I will never be a minimalist. I will read minimalist blogs, listen to their podcasts and at times (when I don't feel like cleaning and organizing)I will wish I was a minimalist. But I will never be one. That will not stop me from getting rid of stuff whenever possible. This is not a post about how to be a minimalist, you can find more about that from people much better at it than me. This is just what I have done so far. Maybe it will give you an idea or some motivation :)
I've read some books: 7- An Experimental Mutiny Against Excess and Simplicity Parenting
I've read some blogs: The Art of Simple, Zen Habits, Be More With Less, and Our Little Apartment (Ashley wrote a great post about how to decide what to get rid of. I love her concept of "would I replace this item if it was lost?" If the answer is no, get rid of it.)
I've listened to some podcasts: The Art of Simple and Minimalism for the Rest of Us

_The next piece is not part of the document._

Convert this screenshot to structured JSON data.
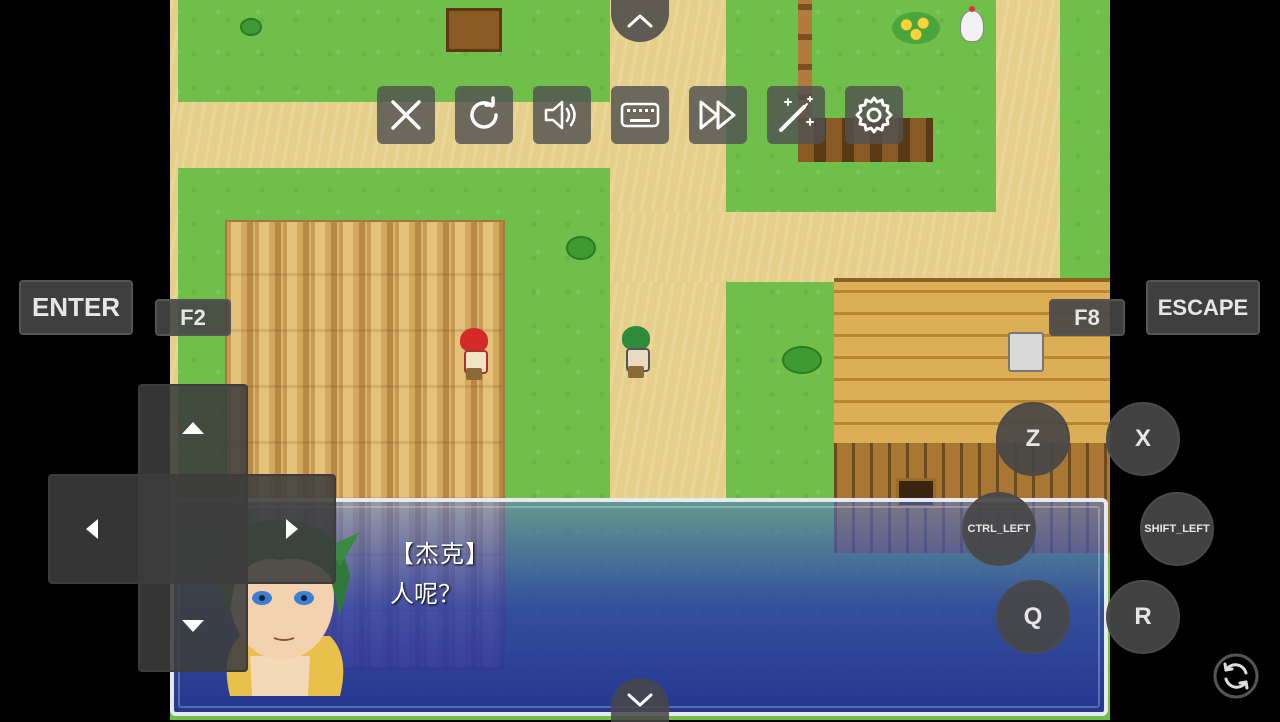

I've gotten rid of stuff: In the past, I donated almost exclusively to Goodwill. But now, I have so many things I do with my stuff I am getting rid of. I still donate quite a bit, but I also learned about the many "Yard Sale" groups on Facebook where you can post items. I'm a member of an awesome "closet sharers" group for kids clothes/items. I have already sold multiple items on there. I also love to sell back my clothes (I haven't done any of Max's yet because we are not sure what our future plans for kids are). My favorite company is Twice. I've written about them before and I continue to think this is the best company for selling back clothes. I usually get $50-$80 back for a large bag of clothes and it honestly could NOT be any easier. I've also used Thred Up which is good for selling back cheaper quality brands (they take more brands and actually they take kids clothes too)- I only got $11 back when I sold to them, but most of the time I'd take no money to just get this stuff out of my house!
I've tried to lower the amount of stuff coming in: I've done a "No Buy November." I was a crazy researcher about baby stuff and tried not to get too much. Of course, this is relative, some people would say I have WAY more than necessary but I have borrowed a lot and given away or sold anything we didn't use. We have switched to event gifts with many family members. Overall, I've just looked more critically at items coming into the house and tried to not buy things that I didn't really love/wouldn't use a lot.

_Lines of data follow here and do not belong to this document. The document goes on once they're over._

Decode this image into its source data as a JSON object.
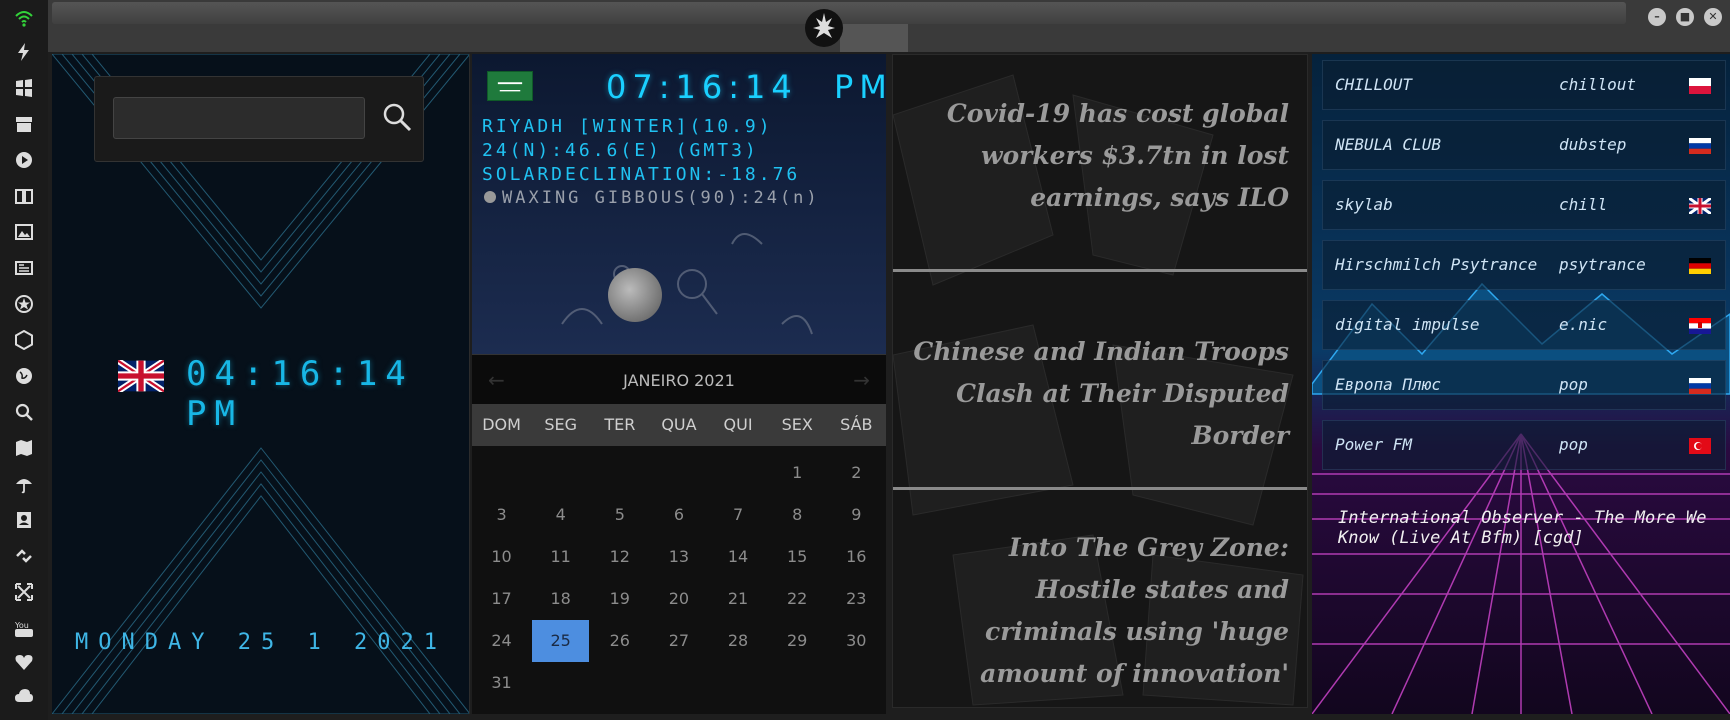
{
  "top_bar": {
    "window_buttons": [
      "–",
      "■",
      "✕"
    ]
  },
  "sidebar": {
    "icons": [
      "wifi-icon",
      "bolt-icon",
      "windows-icon",
      "archive-icon",
      "play-icon",
      "book-icon",
      "image-icon",
      "news-icon",
      "star-badge-icon",
      "hexagon-icon",
      "globe-icon",
      "search-icon",
      "map-icon",
      "umbrella-icon",
      "contacts-icon",
      "link-icon",
      "expand-icon",
      "youtube-icon",
      "heart-icon",
      "cloud-icon"
    ]
  },
  "clock_panel": {
    "time": "04:16:14",
    "ampm": "PM",
    "date": "MONDAY 25 1 2021"
  },
  "world_clock": {
    "time": "07:16:14",
    "ampm": "PM",
    "location": "RIYADH [WINTER](10.9)",
    "coordinates": "24(N):46.6(E) (GMT3)",
    "solar": "SOLARDECLINATION:-18.76",
    "moon": "WAXING GIBBOUS(90):24",
    "moon_suffix": "(n)"
  },
  "calendar": {
    "month": "JANEIRO 2021",
    "prev": "←",
    "next": "→",
    "weekdays": [
      "DOM",
      "SEG",
      "TER",
      "QUA",
      "QUI",
      "SEX",
      "SÁB"
    ],
    "leading_blanks": 5,
    "days": [
      "1",
      "2",
      "3",
      "4",
      "5",
      "6",
      "7",
      "8",
      "9",
      "10",
      "11",
      "12",
      "13",
      "14",
      "15",
      "16",
      "17",
      "18",
      "19",
      "20",
      "21",
      "22",
      "23",
      "24",
      "25",
      "26",
      "27",
      "28",
      "29",
      "30",
      "31"
    ],
    "today": "25"
  },
  "news": {
    "items": [
      "Covid-19 has cost global workers $3.7tn in lost earnings, says ILO",
      "Chinese and Indian Troops Clash at Their Disputed Border",
      "Into The Grey Zone: Hostile states and criminals using 'huge amount of innovation'"
    ]
  },
  "radio": {
    "stations": [
      {
        "name": "CHILLOUT",
        "genre": "chillout",
        "flag": "poland"
      },
      {
        "name": "NEBULA CLUB",
        "genre": "dubstep",
        "flag": "russia"
      },
      {
        "name": "skylab",
        "genre": "chill",
        "flag": "uk"
      },
      {
        "name": "Hirschmilch Psytrance",
        "genre": "psytrance",
        "flag": "germany"
      },
      {
        "name": "digital impulse",
        "genre": "e.nic",
        "flag": "croatia"
      },
      {
        "name": "Европа Плюс",
        "genre": "pop",
        "flag": "russia"
      },
      {
        "name": "Power FM",
        "genre": "pop",
        "flag": "turkey"
      }
    ],
    "now_playing": "International Observer - The More We Know (Live At Bfm) [cgd]"
  }
}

My motivation for doing all this is that I hate cleaning but I like to live in a reasonably clean space. My mom says everyone hates cleaning, but I think I hate it even more than the average person. I also hate not knowing where something is when I want it. I hate when thinking about stuff and where it is or where I'm going to put it occupies my precious time.
I still have a long way to go. In 2015 I want to get better at the 1 in, 1 out rule (I never do this and I need to). But I've started. I've started thinking more critically about what I really want to do with my space and what I want in it. For a girl who used to hoard an absurd amount of stuff under her bed as a child, this is a start :)
How do you keep clutter under control?